Welcome to Robert's Barge

Tim and Nevil’s claim on the wreck: ‘Welcome to Robert’s Barge. First dived Wednesday 9th May 2001 by Nevil Adkins and Tim Seed’.

The site is small (smaller than the echo suggested) and dark but eerily beautiful. Sunk forty years previously and having only been dived once to date (to the best of our knowledge) it was also well colonised and undisturbed. Given the depth we only had a brief bottom time to get the shots for the video, which is correspondingly short, but I’m sure you’ll agree has a haunting beauty.

Hopefully we’ll have more to report before too long; as the saying so nearly goes ‘there are plenty more marks in the sea’. 🙂

P.S. Apologies for the quality of the stills in this post – they are frame grabs from the video footage.

Wildscreen 2012

Wildscreen 2012Wow! I’m just back from a pretty epic Wildscreen 2012. Great to catch up with old faces and meet plenty of new ones, all the while geeking out on a fantastic ensemble of seminars, sessions and screenings. Festival highlights included seminars with Sir Ranulph Fiennes and Dr Jane Goodall, and on a personal note, seeing some of the footage Rolf and I shot for Wild Arabia cut, graded and on the big screen during the Alexa presentation. Congratulations to the Frozen Planet team for a magnificent haul at the Panda awards and particularly to Mark Smith who also won the much coveted Golden Panda for My Life as a Turkey. Already looking forward to 2014!

Wild Arabia Team’s Photos Make NAB Issue Of ARRI News

ARRI News Front Cover

ARRI News NAB Issue 2012 – Click to download full PDF from
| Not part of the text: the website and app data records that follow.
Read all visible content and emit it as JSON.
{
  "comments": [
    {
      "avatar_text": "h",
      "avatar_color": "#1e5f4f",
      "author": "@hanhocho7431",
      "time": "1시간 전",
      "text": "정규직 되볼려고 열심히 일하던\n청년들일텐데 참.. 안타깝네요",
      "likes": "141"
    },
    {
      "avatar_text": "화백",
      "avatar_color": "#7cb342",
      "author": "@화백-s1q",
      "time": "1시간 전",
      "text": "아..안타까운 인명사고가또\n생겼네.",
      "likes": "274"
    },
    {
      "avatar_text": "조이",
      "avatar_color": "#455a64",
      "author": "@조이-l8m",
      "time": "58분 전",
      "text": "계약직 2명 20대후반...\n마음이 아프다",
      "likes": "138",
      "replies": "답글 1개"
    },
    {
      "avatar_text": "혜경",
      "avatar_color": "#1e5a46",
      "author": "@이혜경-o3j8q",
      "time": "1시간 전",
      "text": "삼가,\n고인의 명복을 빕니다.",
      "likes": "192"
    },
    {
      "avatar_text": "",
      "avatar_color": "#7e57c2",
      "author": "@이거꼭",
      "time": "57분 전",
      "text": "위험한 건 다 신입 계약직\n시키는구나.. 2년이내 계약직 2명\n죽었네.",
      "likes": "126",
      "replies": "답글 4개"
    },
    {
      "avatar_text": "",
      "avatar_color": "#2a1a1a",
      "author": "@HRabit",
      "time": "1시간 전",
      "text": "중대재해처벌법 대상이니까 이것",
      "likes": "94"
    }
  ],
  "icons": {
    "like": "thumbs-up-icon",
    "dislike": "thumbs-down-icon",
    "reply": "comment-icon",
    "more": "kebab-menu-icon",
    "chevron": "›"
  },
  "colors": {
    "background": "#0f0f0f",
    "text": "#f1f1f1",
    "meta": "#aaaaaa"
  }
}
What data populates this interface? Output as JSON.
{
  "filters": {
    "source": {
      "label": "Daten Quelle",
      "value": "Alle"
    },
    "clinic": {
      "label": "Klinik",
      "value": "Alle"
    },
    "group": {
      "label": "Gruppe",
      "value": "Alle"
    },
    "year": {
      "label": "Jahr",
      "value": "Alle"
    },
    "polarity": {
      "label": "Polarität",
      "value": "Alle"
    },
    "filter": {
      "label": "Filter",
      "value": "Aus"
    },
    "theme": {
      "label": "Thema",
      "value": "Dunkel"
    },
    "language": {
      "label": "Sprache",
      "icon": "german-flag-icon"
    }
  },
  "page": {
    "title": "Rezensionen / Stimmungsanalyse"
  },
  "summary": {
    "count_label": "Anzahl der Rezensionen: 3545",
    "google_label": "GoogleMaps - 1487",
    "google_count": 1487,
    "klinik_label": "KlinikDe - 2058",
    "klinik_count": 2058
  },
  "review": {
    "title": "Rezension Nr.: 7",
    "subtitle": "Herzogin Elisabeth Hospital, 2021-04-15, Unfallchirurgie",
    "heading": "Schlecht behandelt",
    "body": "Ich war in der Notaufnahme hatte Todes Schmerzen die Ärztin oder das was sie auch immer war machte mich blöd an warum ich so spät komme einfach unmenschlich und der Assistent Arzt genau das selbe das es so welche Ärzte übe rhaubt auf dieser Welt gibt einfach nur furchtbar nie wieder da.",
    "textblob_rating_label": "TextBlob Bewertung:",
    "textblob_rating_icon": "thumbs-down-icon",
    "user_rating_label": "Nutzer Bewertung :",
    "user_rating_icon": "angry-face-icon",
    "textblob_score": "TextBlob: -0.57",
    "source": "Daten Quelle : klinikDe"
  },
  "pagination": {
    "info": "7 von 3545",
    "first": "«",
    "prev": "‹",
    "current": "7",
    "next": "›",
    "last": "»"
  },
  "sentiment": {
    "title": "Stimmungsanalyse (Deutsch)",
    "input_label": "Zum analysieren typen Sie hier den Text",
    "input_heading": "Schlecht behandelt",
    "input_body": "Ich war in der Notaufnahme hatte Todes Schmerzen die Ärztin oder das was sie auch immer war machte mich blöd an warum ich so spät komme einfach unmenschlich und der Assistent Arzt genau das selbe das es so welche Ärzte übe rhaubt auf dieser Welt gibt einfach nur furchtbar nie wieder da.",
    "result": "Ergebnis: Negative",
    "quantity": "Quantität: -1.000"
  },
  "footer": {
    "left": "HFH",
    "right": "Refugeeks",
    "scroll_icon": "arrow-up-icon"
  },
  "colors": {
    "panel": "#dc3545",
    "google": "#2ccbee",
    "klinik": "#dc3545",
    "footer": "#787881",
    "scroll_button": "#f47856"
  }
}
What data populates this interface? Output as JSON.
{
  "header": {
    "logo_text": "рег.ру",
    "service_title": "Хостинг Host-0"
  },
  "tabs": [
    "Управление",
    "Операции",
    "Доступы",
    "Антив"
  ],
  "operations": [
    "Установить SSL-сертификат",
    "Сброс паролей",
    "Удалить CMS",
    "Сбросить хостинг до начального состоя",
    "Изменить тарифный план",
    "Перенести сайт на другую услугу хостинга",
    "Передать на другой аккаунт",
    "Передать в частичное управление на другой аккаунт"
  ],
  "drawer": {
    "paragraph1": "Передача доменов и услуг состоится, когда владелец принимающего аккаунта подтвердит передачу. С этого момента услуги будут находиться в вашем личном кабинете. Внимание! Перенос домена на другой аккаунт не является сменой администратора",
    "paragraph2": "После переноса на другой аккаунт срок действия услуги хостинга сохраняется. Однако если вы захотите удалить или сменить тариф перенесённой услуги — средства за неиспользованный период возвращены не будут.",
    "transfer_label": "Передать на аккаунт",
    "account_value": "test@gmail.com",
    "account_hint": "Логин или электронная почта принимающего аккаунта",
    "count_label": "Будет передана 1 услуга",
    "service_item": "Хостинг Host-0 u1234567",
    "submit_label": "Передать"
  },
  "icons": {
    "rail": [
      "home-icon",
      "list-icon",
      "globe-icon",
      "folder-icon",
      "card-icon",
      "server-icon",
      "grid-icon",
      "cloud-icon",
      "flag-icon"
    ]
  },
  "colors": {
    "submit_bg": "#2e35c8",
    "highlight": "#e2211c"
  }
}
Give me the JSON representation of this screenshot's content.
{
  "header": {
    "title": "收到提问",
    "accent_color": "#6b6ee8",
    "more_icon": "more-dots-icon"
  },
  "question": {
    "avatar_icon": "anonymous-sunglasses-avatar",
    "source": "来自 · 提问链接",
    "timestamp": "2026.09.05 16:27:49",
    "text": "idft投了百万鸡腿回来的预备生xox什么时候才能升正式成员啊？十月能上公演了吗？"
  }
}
The Wild Arabia team are currently feeling pretty smug that the promotional photographs we took of Rolf with his Alexa have been included in the NAB 2012 issue of Arri News. In fact, Rolf is even on the cover! Congratulations to Chadden, Mandy and Ahmed (and I even managed to sneak one in myself!). Click the image above to download the full issue from ARRI (pdf).